City staff is recommending the City Council cancel a public hearing on a Board of Zoning Appeals (BZA) decision after it was discovered there was a posting error on the matter.
The item will come back to the council next month after the item is reposted.
According to one person familiar with the issue, public notices regarding the hearing were not posted around the market within the proper radius.
The BZA upheld the decision by a hearing officer to deny a local grocery store that sells beer and wine products a conditional use permit to also sell a full line of liquor products.
When the matter came before a city hearing officer in February, it was determined that five critical conditions would not be met if a full line of alcoholic beverages was sold at the store.
In order to be approved, a conditional use permit, or CUP, must lead to a substantial net employment gain on the site, a substantial increase in business taxes, and a determination that the store is a unique business addition to the community.
The CUP must also contribute to the long-term overall economic development goals of the area and the project must result in a positive upgrading of the area
The BZA later found that the CUP would likely create conditions that would adversely affect the general welfare of the surrounding property owners, result in an undesirable concentration of premises for the sale of alcoholic beverages in the area, detrimentally affect the nearby surrounding area, aggravate probable problems created by the sale of alcohol, and is not in conformance with the goals, policies, and objectives of the city’s General Plan.
Three liquor stores are located within a mile of the market.
Police have responded to dozens of calls for service near and around Linda Rosa Market, located in the 800 block of East Villa Street. The market’s owners are seeking a CUP to sell a full line of alcoholic beverages, including spirits, according to a city staff report.

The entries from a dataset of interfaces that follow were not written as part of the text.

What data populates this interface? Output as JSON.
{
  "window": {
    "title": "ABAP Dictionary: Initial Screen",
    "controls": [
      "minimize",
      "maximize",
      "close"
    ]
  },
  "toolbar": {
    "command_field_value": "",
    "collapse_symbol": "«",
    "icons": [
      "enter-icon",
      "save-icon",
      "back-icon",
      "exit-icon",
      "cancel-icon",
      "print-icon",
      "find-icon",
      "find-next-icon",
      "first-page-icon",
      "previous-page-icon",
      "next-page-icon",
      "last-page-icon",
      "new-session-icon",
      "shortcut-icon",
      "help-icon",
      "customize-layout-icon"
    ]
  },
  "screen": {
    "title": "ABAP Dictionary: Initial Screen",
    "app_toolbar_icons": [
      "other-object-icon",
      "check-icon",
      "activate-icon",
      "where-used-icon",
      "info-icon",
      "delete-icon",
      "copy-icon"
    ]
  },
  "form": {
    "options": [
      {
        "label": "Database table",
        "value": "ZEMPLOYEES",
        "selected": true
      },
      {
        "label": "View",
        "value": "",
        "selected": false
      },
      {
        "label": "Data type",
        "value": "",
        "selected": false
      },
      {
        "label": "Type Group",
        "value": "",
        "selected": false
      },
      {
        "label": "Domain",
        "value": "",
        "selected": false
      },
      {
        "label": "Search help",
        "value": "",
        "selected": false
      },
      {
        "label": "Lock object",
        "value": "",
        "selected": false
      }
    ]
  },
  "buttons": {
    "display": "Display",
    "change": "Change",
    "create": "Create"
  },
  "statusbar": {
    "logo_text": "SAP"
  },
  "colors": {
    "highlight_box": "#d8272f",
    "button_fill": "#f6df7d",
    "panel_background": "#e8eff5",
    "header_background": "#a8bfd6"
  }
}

From late January to early May, Pasadena police reported responding to dozens of calls for service within 500 feet of the market. The calls included complaints about theft, public disturbances, loitering, vandalism, burglary, and public drunkenness — and that was with the store selling only beer and wine.